→ **PROVIDED DATA**
=== Section Start ===

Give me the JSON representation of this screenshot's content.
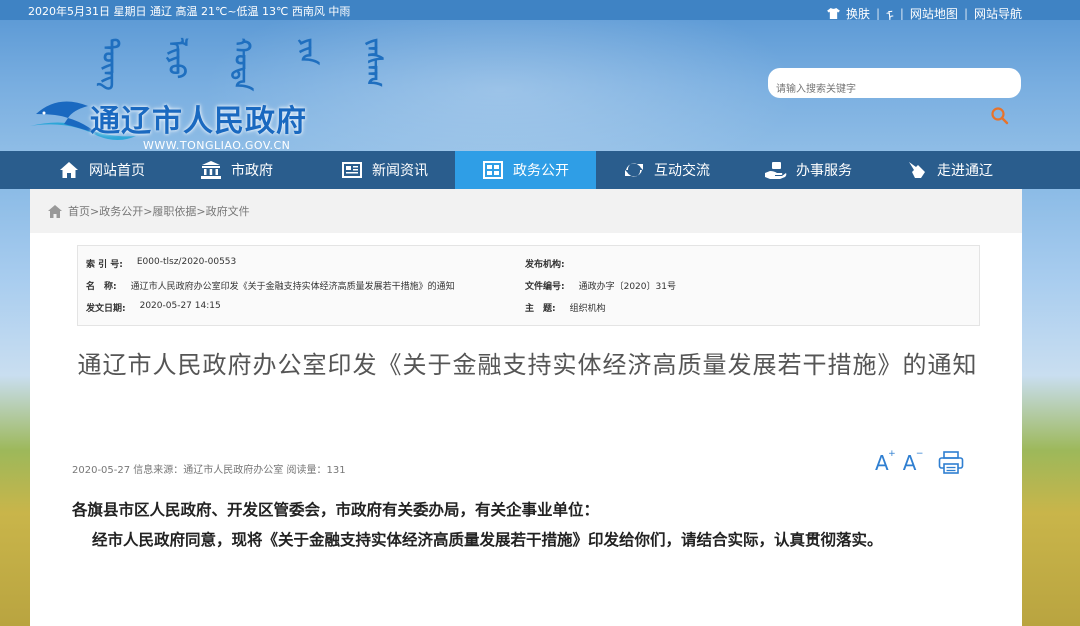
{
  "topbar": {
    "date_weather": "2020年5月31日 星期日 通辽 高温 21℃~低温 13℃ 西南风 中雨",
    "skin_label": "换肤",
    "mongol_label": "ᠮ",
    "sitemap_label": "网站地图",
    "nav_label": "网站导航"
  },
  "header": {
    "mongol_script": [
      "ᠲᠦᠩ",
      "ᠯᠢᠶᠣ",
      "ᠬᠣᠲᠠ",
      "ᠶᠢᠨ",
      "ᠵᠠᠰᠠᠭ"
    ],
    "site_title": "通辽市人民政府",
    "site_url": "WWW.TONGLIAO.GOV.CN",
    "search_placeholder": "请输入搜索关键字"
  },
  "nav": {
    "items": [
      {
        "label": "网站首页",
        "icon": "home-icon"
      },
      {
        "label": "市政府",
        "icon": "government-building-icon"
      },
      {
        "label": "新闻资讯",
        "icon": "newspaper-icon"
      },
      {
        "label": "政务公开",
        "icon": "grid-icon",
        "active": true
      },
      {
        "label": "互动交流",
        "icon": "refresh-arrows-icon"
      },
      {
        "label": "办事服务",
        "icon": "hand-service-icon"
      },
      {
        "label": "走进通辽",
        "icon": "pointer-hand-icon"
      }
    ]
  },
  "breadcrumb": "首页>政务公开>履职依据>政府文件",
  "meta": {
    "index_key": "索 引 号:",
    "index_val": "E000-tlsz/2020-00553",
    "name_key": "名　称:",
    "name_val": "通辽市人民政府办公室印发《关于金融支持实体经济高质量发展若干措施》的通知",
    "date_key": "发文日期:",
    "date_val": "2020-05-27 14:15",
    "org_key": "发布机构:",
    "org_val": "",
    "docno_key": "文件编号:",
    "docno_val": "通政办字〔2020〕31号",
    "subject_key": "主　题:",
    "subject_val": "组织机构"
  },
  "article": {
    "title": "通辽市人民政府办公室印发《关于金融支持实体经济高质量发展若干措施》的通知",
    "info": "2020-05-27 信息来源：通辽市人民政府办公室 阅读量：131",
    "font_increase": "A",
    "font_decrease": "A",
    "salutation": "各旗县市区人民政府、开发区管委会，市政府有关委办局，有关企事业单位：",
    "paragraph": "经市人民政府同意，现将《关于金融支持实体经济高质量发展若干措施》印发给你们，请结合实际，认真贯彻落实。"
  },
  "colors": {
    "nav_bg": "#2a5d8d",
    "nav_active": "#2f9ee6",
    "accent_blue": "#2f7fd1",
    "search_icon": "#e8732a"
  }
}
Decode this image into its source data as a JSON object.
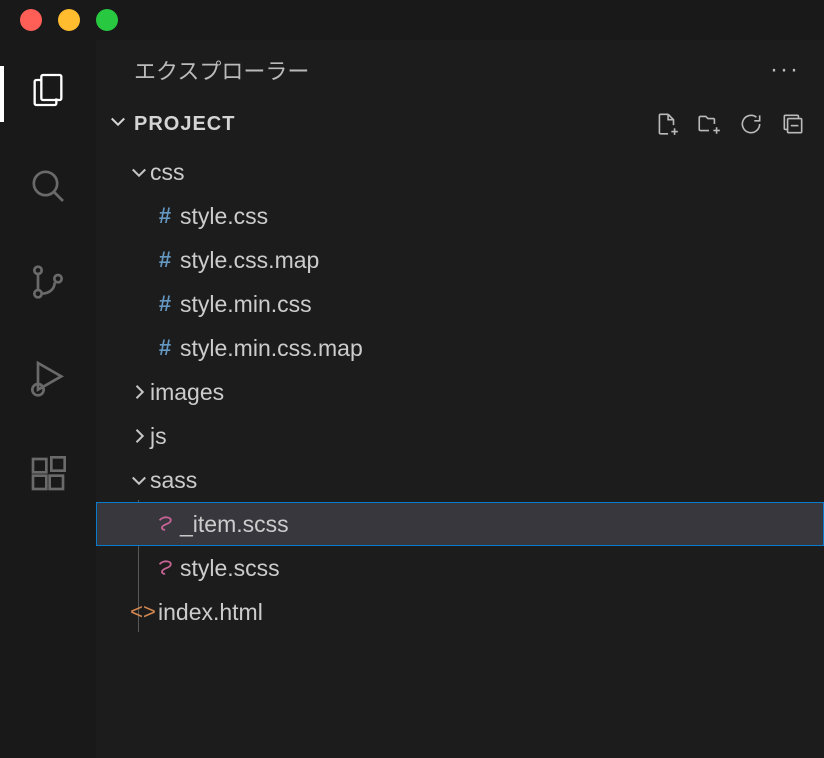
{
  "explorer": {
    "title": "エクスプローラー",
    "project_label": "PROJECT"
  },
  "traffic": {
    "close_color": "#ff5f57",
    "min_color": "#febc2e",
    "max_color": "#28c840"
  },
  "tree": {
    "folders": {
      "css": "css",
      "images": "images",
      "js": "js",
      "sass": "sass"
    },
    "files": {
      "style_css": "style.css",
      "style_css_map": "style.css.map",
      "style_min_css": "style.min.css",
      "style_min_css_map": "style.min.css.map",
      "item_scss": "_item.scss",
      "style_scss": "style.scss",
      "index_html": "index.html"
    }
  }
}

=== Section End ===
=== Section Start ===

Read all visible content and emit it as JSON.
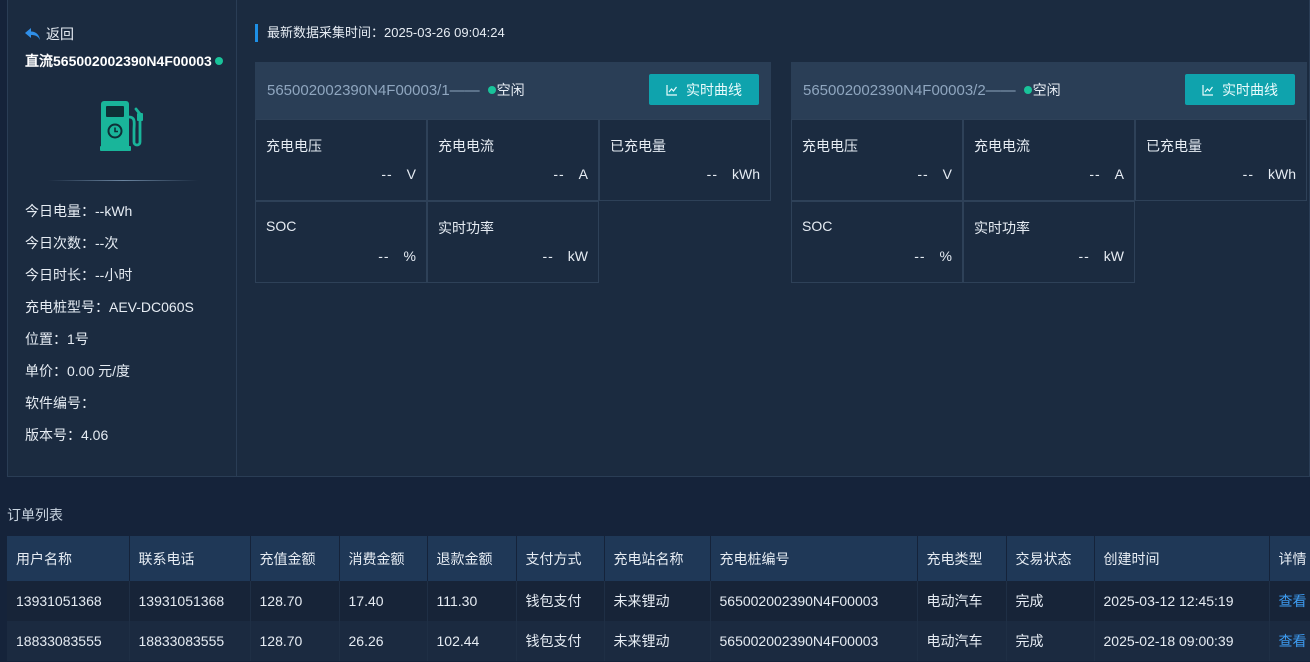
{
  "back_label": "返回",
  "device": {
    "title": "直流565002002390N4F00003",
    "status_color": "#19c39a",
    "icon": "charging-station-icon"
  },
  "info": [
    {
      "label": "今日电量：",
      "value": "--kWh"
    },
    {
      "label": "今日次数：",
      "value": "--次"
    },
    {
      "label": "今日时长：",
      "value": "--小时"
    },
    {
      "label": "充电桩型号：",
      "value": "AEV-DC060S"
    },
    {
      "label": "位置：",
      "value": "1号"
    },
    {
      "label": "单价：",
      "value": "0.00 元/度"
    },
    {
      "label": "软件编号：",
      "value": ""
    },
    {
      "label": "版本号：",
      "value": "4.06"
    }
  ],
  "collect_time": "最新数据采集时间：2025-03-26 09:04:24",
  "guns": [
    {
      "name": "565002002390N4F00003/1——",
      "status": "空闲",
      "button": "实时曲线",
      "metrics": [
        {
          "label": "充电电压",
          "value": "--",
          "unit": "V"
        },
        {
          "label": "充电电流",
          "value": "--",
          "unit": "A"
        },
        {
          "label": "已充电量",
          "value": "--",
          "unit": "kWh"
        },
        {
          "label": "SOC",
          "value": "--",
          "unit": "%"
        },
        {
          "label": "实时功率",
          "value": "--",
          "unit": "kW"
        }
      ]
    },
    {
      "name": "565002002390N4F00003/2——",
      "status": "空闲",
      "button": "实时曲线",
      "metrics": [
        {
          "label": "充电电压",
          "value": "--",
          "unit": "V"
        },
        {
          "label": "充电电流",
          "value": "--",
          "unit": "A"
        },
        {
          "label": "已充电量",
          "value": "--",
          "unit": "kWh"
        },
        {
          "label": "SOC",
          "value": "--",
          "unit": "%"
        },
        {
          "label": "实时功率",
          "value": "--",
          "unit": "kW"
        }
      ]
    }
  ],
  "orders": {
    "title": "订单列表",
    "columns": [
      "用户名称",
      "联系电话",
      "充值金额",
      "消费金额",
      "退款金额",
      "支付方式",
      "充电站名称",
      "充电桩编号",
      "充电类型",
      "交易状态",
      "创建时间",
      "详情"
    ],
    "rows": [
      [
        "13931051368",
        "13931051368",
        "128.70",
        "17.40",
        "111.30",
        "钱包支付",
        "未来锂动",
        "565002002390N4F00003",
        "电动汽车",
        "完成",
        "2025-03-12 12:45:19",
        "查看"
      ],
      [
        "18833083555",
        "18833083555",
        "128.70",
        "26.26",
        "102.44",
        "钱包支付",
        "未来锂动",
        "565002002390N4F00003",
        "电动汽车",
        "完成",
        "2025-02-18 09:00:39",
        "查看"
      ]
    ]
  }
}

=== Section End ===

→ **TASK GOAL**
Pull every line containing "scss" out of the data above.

→ **THE ANSWER**
      "item_scss": "_item.scss",
      "style_scss": "style.scss",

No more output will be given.